Directions:
Only the lines holding "value" are wanted; find them in the listing and return each one.

Supplied entries:
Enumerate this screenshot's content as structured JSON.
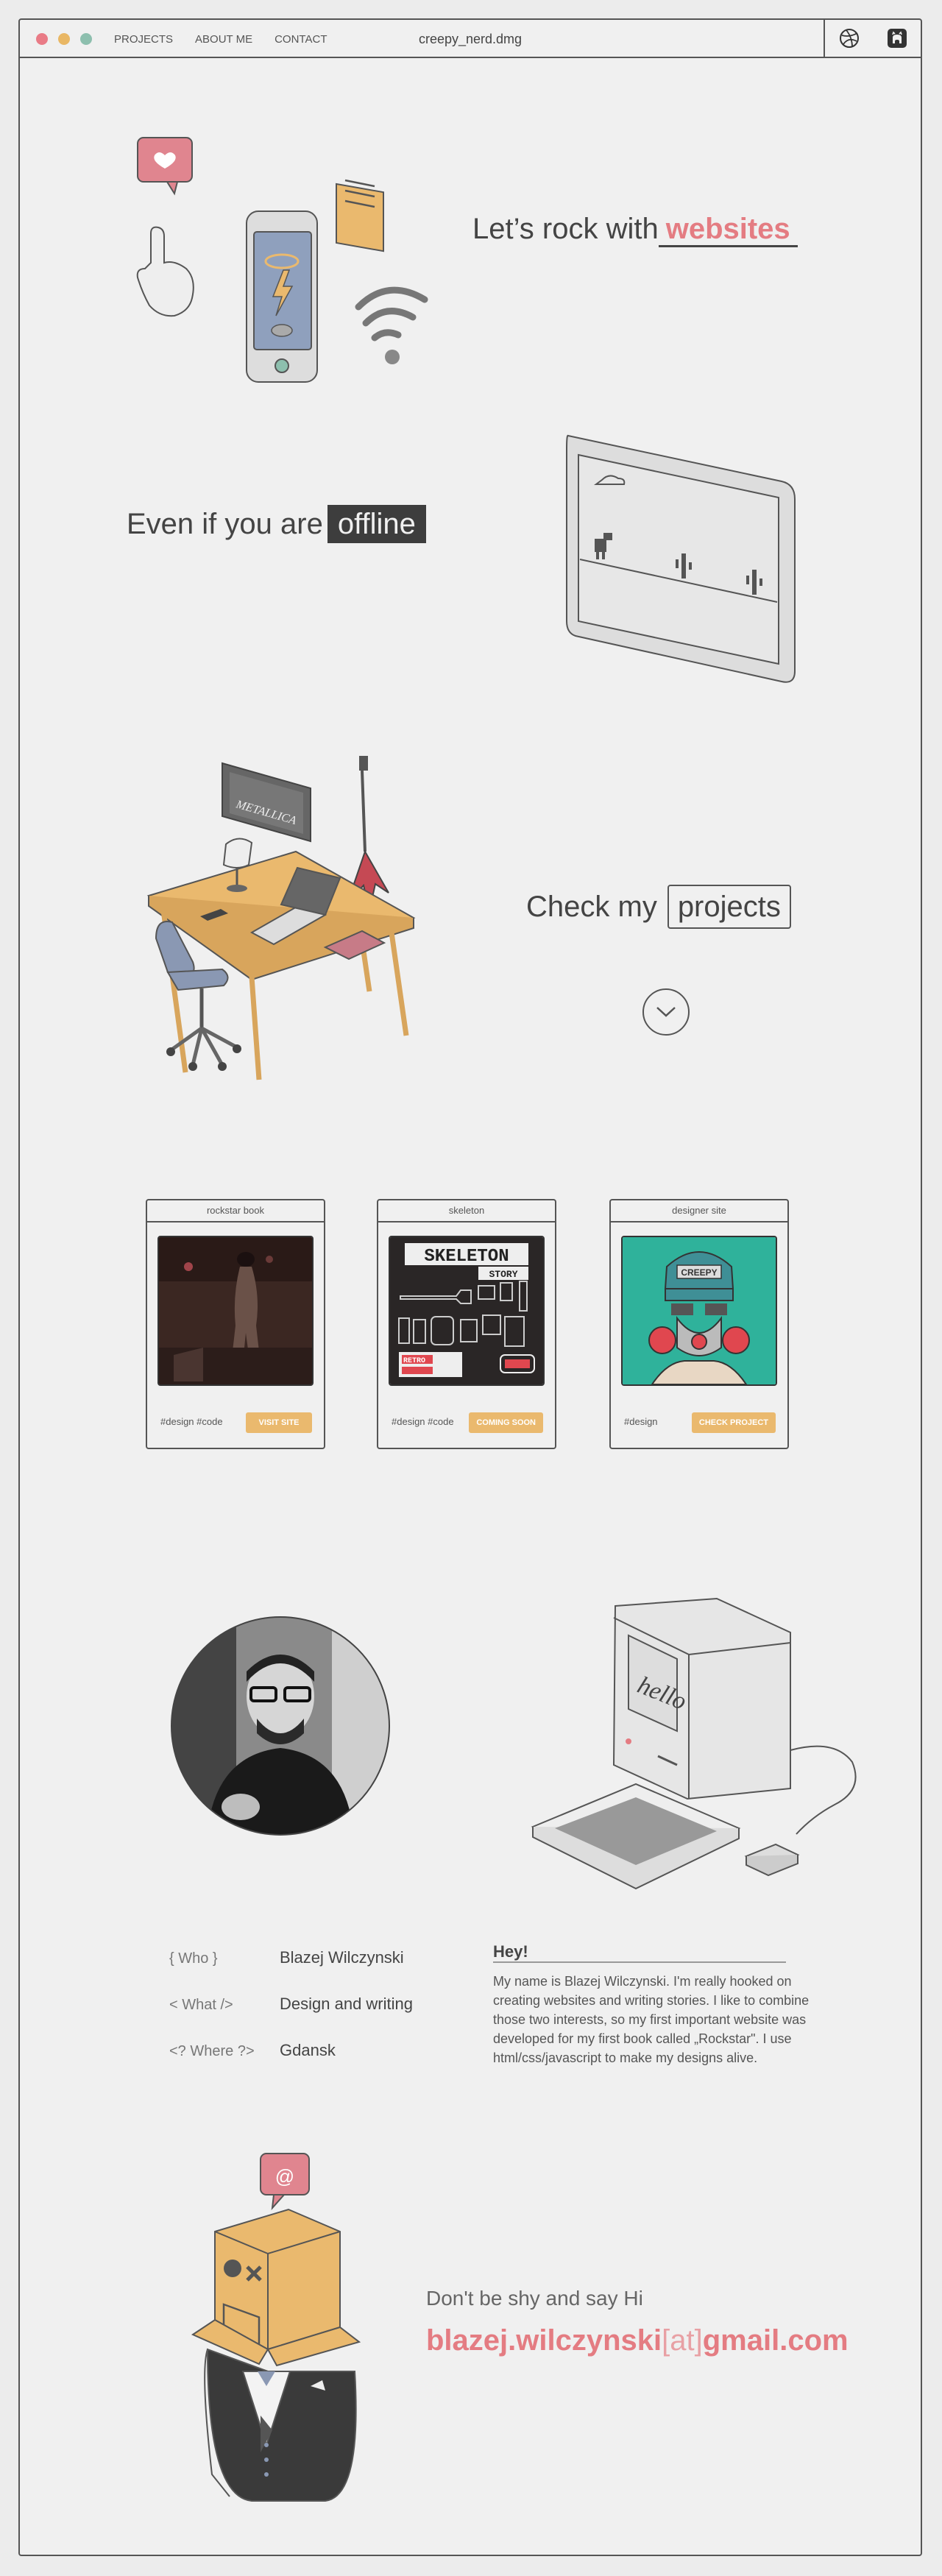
{
  "window": {
    "title": "creepy_nerd.dmg",
    "traffic_lights": [
      "#e97b86",
      "#e9b764",
      "#8dbfae"
    ],
    "nav": [
      "PROJECTS",
      "ABOUT ME",
      "CONTACT"
    ],
    "icons": [
      "dribbble-icon",
      "github-icon"
    ]
  },
  "hero": {
    "line1_prefix": "Let’s rock with",
    "line1_accent": "websites",
    "line2_prefix": "Even if you are",
    "line2_accent": "offline",
    "line3_prefix": "Check my",
    "line3_accent": "projects"
  },
  "illustrations": {
    "monitor_band": "METALLICA",
    "mac_screen": "hello",
    "skeleton_title": "SKELETON",
    "skeleton_sub": "STORY",
    "retro_label": "RETRO",
    "hat_label": "CREEPY"
  },
  "projects": [
    {
      "title": "rockstar book",
      "tags": "#design #code",
      "button": "VISIT SITE"
    },
    {
      "title": "skeleton",
      "tags": "#design #code",
      "button": "COMING SOON"
    },
    {
      "title": "designer site",
      "tags": "#design",
      "button": "CHECK PROJECT"
    }
  ],
  "about": {
    "rows": [
      {
        "key": "{ Who }",
        "value": "Blazej Wilczynski"
      },
      {
        "key": "< What />",
        "value": "Design and writing"
      },
      {
        "key": "<? Where ?>",
        "value": "Gdansk"
      }
    ],
    "hey_title": "Hey!",
    "bio": "My name is Blazej Wilczynski. I'm really hooked on creating websites and writing stories. I like to combine those two interests, so my first important website was developed for my first book called „Rockstar\". I use html/css/javascript to make my designs alive."
  },
  "contact": {
    "subtitle": "Don't be shy and say Hi",
    "email_user": "blazej.wilczynski",
    "email_at": "[at]",
    "email_domain": "gmail.com"
  },
  "colors": {
    "accent": "#e47c82",
    "yellow": "#eab96e",
    "dark": "#3d3d3d",
    "bg": "#f0f0f0"
  }
}
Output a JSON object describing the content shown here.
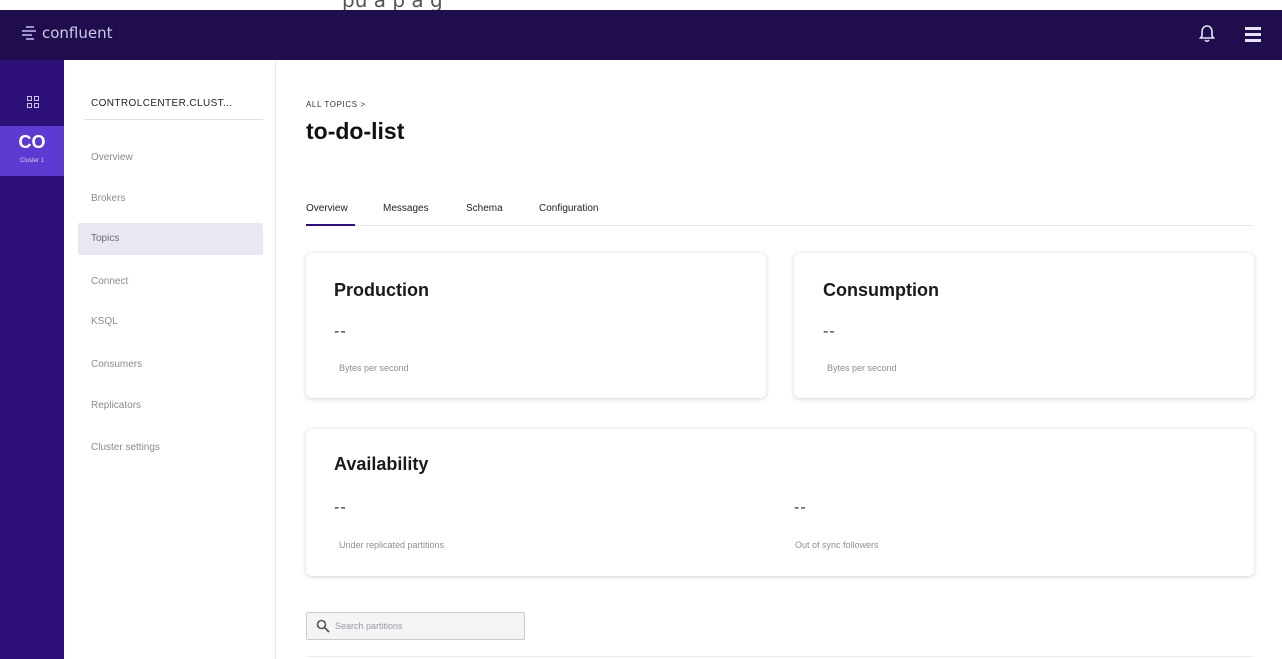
{
  "header_strip": {
    "partial_text": "pu   a   p   a   g"
  },
  "topbar": {
    "brand": "confluent",
    "icons": [
      "bell-icon",
      "menu-icon"
    ]
  },
  "rail": {
    "active_short": "CO",
    "active_cluster": "Cluster 1",
    "icons": [
      "grid-icon"
    ]
  },
  "nav": {
    "cluster_name": "CONTROLCENTER.CLUST...",
    "items": [
      {
        "label": "Overview"
      },
      {
        "label": "Brokers"
      },
      {
        "label": "Topics",
        "active": true
      },
      {
        "label": "Connect"
      },
      {
        "label": "KSQL"
      },
      {
        "label": "Consumers"
      },
      {
        "label": "Replicators"
      },
      {
        "label": "Cluster settings"
      }
    ]
  },
  "main": {
    "breadcrumb": "ALL TOPICS >",
    "title": "to-do-list",
    "tabs": [
      {
        "label": "Overview",
        "active": true
      },
      {
        "label": "Messages"
      },
      {
        "label": "Schema"
      },
      {
        "label": "Configuration"
      }
    ],
    "production": {
      "title": "Production",
      "value": "--",
      "unit": "Bytes per second"
    },
    "consumption": {
      "title": "Consumption",
      "value": "--",
      "unit": "Bytes per second"
    },
    "availability": {
      "title": "Availability",
      "under_replicated": {
        "value": "--",
        "label": "Under replicated partitions"
      },
      "out_of_sync": {
        "value": "--",
        "label": "Out of sync followers"
      }
    },
    "search": {
      "placeholder": "Search partitions",
      "value": ""
    }
  },
  "colors": {
    "topbar": "#1f0d4d",
    "rail": "#2d0f7a",
    "rail_active": "#5d3bd0",
    "nav_active_bg": "#e9e8f2",
    "tab_underline": "#2d0f7a"
  }
}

Solution for this exercise:
        "value": "Blazej Wilczynski"
        "value": "Design and writing"
        "value": "Gdansk"
      "value": "--",
      "value": "--",
        "value": "--",
        "value": "--",
      "value": ""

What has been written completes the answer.